- AIM OF THE TASK -
Set down the entries once more, exactly as they are written.

--- SOURCE MATERIAL Enclosed Below ---

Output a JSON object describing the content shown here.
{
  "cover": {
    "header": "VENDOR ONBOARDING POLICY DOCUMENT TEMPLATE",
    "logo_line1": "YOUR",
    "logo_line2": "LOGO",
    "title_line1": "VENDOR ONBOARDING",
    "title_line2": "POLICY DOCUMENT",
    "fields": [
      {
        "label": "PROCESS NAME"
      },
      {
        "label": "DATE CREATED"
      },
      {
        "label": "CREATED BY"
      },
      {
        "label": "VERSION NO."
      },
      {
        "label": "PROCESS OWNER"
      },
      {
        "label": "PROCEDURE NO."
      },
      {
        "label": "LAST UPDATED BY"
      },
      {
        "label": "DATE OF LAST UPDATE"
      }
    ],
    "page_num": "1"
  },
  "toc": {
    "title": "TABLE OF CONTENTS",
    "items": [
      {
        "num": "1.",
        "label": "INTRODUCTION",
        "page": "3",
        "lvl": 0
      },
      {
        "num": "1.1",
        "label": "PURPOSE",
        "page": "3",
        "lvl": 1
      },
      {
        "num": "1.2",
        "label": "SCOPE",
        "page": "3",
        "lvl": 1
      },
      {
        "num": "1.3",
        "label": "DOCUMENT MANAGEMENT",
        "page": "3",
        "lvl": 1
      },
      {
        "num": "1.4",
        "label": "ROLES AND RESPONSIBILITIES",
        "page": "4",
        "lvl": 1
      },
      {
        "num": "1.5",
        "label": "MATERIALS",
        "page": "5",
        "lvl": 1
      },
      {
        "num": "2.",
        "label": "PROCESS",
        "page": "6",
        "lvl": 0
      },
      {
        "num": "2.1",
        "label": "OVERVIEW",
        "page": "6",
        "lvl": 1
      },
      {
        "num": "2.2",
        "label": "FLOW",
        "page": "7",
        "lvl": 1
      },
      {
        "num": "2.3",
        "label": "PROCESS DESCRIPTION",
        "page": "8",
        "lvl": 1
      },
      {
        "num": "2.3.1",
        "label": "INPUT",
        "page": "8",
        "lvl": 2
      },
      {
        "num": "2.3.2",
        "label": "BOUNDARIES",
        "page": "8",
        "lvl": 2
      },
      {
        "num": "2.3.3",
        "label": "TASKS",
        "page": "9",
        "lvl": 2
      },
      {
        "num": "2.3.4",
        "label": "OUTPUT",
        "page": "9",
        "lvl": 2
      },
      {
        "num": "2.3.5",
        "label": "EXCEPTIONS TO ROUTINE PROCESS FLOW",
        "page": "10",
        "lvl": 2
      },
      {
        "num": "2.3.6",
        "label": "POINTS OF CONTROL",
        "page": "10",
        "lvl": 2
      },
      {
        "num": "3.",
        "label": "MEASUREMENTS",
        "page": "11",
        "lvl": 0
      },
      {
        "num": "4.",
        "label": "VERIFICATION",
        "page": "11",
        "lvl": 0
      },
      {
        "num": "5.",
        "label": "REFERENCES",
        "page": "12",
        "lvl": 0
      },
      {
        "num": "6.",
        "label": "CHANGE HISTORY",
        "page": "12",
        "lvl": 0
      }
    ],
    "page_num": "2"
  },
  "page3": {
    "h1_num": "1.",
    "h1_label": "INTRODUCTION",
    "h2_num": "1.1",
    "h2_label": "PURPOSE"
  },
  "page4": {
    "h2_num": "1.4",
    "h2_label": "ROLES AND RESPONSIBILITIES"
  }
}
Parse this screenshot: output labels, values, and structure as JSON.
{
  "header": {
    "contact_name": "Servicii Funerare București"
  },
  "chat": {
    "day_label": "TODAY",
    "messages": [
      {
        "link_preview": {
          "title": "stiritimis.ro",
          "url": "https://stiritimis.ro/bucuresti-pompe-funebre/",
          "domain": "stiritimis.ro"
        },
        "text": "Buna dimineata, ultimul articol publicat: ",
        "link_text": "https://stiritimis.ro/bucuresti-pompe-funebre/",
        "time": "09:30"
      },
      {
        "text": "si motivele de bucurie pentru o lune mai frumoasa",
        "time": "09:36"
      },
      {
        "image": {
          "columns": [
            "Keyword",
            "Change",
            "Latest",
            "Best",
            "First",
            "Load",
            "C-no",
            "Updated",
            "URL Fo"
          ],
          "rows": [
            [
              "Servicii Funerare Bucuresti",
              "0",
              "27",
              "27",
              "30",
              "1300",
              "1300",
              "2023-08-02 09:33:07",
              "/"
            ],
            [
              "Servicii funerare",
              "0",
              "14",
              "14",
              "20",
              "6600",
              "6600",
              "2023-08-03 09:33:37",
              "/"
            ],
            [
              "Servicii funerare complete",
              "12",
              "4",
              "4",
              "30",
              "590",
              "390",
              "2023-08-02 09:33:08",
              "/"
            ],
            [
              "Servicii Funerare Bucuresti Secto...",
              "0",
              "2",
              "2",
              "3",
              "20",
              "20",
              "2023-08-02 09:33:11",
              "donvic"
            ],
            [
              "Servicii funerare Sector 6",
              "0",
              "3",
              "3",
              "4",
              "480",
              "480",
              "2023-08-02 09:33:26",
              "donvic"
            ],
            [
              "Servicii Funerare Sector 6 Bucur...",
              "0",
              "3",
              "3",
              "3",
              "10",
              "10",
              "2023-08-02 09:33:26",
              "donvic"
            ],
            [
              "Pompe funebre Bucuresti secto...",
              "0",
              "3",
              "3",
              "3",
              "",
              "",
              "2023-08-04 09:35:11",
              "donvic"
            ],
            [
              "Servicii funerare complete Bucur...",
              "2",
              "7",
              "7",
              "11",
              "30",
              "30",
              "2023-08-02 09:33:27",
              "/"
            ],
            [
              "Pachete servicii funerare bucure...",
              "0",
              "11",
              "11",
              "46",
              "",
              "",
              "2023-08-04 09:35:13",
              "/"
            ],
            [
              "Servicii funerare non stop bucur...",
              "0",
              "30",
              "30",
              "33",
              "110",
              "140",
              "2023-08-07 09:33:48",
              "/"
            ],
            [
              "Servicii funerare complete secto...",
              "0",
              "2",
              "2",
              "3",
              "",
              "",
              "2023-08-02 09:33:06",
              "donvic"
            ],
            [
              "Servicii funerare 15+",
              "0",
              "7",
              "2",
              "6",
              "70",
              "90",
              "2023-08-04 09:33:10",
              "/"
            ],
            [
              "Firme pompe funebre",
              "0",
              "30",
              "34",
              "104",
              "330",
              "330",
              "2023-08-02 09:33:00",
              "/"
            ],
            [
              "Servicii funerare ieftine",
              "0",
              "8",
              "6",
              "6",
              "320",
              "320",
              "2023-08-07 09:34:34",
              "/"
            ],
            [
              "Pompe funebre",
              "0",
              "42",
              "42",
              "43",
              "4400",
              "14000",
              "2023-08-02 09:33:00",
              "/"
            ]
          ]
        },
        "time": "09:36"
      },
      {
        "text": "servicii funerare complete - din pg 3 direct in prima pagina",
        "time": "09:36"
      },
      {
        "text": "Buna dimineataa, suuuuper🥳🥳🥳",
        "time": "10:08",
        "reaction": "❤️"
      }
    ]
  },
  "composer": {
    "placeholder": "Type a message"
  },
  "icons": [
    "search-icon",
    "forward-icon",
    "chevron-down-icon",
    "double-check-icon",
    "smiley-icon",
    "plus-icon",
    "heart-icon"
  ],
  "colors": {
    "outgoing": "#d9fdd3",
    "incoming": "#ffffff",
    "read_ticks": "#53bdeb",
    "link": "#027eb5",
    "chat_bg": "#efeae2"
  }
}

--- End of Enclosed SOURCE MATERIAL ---

- FINISHED TASK -
Output a JSON object describing the content shown here.
{
  "cover": {
    "header": "VENDOR ONBOARDING POLICY DOCUMENT TEMPLATE",
    "logo_line1": "YOUR",
    "logo_line2": "LOGO",
    "title_line1": "VENDOR ONBOARDING",
    "title_line2": "POLICY DOCUMENT",
    "fields": [
      {
        "label": "PROCESS NAME"
      },
      {
        "label": "DATE CREATED"
      },
      {
        "label": "CREATED BY"
      },
      {
        "label": "VERSION NO."
      },
      {
        "label": "PROCESS OWNER"
      },
      {
        "label": "PROCEDURE NO."
      },
      {
        "label": "LAST UPDATED BY"
      },
      {
        "label": "DATE OF LAST UPDATE"
      }
    ],
    "page_num": "1"
  },
  "toc": {
    "title": "TABLE OF CONTENTS",
    "items": [
      {
        "num": "1.",
        "label": "INTRODUCTION",
        "page": "3",
        "lvl": 0
      },
      {
        "num": "1.1",
        "label": "PURPOSE",
        "page": "3",
        "lvl": 1
      },
      {
        "num": "1.2",
        "label": "SCOPE",
        "page": "3",
        "lvl": 1
      },
      {
        "num": "1.3",
        "label": "DOCUMENT MANAGEMENT",
        "page": "3",
        "lvl": 1
      },
      {
        "num": "1.4",
        "label": "ROLES AND RESPONSIBILITIES",
        "page": "4",
        "lvl": 1
      },
      {
        "num": "1.5",
        "label": "MATERIALS",
        "page": "5",
        "lvl": 1
      },
      {
        "num": "2.",
        "label": "PROCESS",
        "page": "6",
        "lvl": 0
      },
      {
        "num": "2.1",
        "label": "OVERVIEW",
        "page": "6",
        "lvl": 1
      },
      {
        "num": "2.2",
        "label": "FLOW",
        "page": "7",
        "lvl": 1
      },
      {
        "num": "2.3",
        "label": "PROCESS DESCRIPTION",
        "page": "8",
        "lvl": 1
      },
      {
        "num": "2.3.1",
        "label": "INPUT",
        "page": "8",
        "lvl": 2
      },
      {
        "num": "2.3.2",
        "label": "BOUNDARIES",
        "page": "8",
        "lvl": 2
      },
      {
        "num": "2.3.3",
        "label": "TASKS",
        "page": "9",
        "lvl": 2
      },
      {
        "num": "2.3.4",
        "label": "OUTPUT",
        "page": "9",
        "lvl": 2
      },
      {
        "num": "2.3.5",
        "label": "EXCEPTIONS TO ROUTINE PROCESS FLOW",
        "page": "10",
        "lvl": 2
      },
      {
        "num": "2.3.6",
        "label": "POINTS OF CONTROL",
        "page": "10",
        "lvl": 2
      },
      {
        "num": "3.",
        "label": "MEASUREMENTS",
        "page": "11",
        "lvl": 0
      },
      {
        "num": "4.",
        "label": "VERIFICATION",
        "page": "11",
        "lvl": 0
      },
      {
        "num": "5.",
        "label": "REFERENCES",
        "page": "12",
        "lvl": 0
      },
      {
        "num": "6.",
        "label": "CHANGE HISTORY",
        "page": "12",
        "lvl": 0
      }
    ],
    "page_num": "2"
  },
  "page3": {
    "h1_num": "1.",
    "h1_label": "INTRODUCTION",
    "h2_num": "1.1",
    "h2_label": "PURPOSE"
  },
  "page4": {
    "h2_num": "1.4",
    "h2_label": "ROLES AND RESPONSIBILITIES"
  }
}
Parse this screenshot: output labels, values, and structure as JSON.
{
  "header": {
    "contact_name": "Servicii Funerare București"
  },
  "chat": {
    "day_label": "TODAY",
    "messages": [
      {
        "link_preview": {
          "title": "stiritimis.ro",
          "url": "https://stiritimis.ro/bucuresti-pompe-funebre/",
          "domain": "stiritimis.ro"
        },
        "text": "Buna dimineata, ultimul articol publicat: ",
        "link_text": "https://stiritimis.ro/bucuresti-pompe-funebre/",
        "time": "09:30"
      },
      {
        "text": "si motivele de bucurie pentru o lune mai frumoasa",
        "time": "09:36"
      },
      {
        "image": {
          "columns": [
            "Keyword",
            "Change",
            "Latest",
            "Best",
            "First",
            "Load",
            "C-no",
            "Updated",
            "URL Fo"
          ],
          "rows": [
            [
              "Servicii Funerare Bucuresti",
              "0",
              "27",
              "27",
              "30",
              "1300",
              "1300",
              "2023-08-02 09:33:07",
              "/"
            ],
            [
              "Servicii funerare",
              "0",
              "14",
              "14",
              "20",
              "6600",
              "6600",
              "2023-08-03 09:33:37",
              "/"
            ],
            [
              "Servicii funerare complete",
              "12",
              "4",
              "4",
              "30",
              "590",
              "390",
              "2023-08-02 09:33:08",
              "/"
            ],
            [
              "Servicii Funerare Bucuresti Secto...",
              "0",
              "2",
              "2",
              "3",
              "20",
              "20",
              "2023-08-02 09:33:11",
              "donvic"
            ],
            [
              "Servicii funerare Sector 6",
              "0",
              "3",
              "3",
              "4",
              "480",
              "480",
              "2023-08-02 09:33:26",
              "donvic"
            ],
            [
              "Servicii Funerare Sector 6 Bucur...",
              "0",
              "3",
              "3",
              "3",
              "10",
              "10",
              "2023-08-02 09:33:26",
              "donvic"
            ],
            [
              "Pompe funebre Bucuresti secto...",
              "0",
              "3",
              "3",
              "3",
              "",
              "",
              "2023-08-04 09:35:11",
              "donvic"
            ],
            [
              "Servicii funerare complete Bucur...",
              "2",
              "7",
              "7",
              "11",
              "30",
              "30",
              "2023-08-02 09:33:27",
              "/"
            ],
            [
              "Pachete servicii funerare bucure...",
              "0",
              "11",
              "11",
              "46",
              "",
              "",
              "2023-08-04 09:35:13",
              "/"
            ],
            [
              "Servicii funerare non stop bucur...",
              "0",
              "30",
              "30",
              "33",
              "110",
              "140",
              "2023-08-07 09:33:48",
              "/"
            ],
            [
              "Servicii funerare complete secto...",
              "0",
              "2",
              "2",
              "3",
              "",
              "",
              "2023-08-02 09:33:06",
              "donvic"
            ],
            [
              "Servicii funerare 15+",
              "0",
              "7",
              "2",
              "6",
              "70",
              "90",
              "2023-08-04 09:33:10",
              "/"
            ],
            [
              "Firme pompe funebre",
              "0",
              "30",
              "34",
              "104",
              "330",
              "330",
              "2023-08-02 09:33:00",
              "/"
            ],
            [
              "Servicii funerare ieftine",
              "0",
              "8",
              "6",
              "6",
              "320",
              "320",
              "2023-08-07 09:34:34",
              "/"
            ],
            [
              "Pompe funebre",
              "0",
              "42",
              "42",
              "43",
              "4400",
              "14000",
              "2023-08-02 09:33:00",
              "/"
            ]
          ]
        },
        "time": "09:36"
      },
      {
        "text": "servicii funerare complete - din pg 3 direct in prima pagina",
        "time": "09:36"
      },
      {
        "text": "Buna dimineataa, suuuuper🥳🥳🥳",
        "time": "10:08",
        "reaction": "❤️"
      }
    ]
  },
  "composer": {
    "placeholder": "Type a message"
  },
  "icons": [
    "search-icon",
    "forward-icon",
    "chevron-down-icon",
    "double-check-icon",
    "smiley-icon",
    "plus-icon",
    "heart-icon"
  ],
  "colors": {
    "outgoing": "#d9fdd3",
    "incoming": "#ffffff",
    "read_ticks": "#53bdeb",
    "link": "#027eb5",
    "chat_bg": "#efeae2"
  }
}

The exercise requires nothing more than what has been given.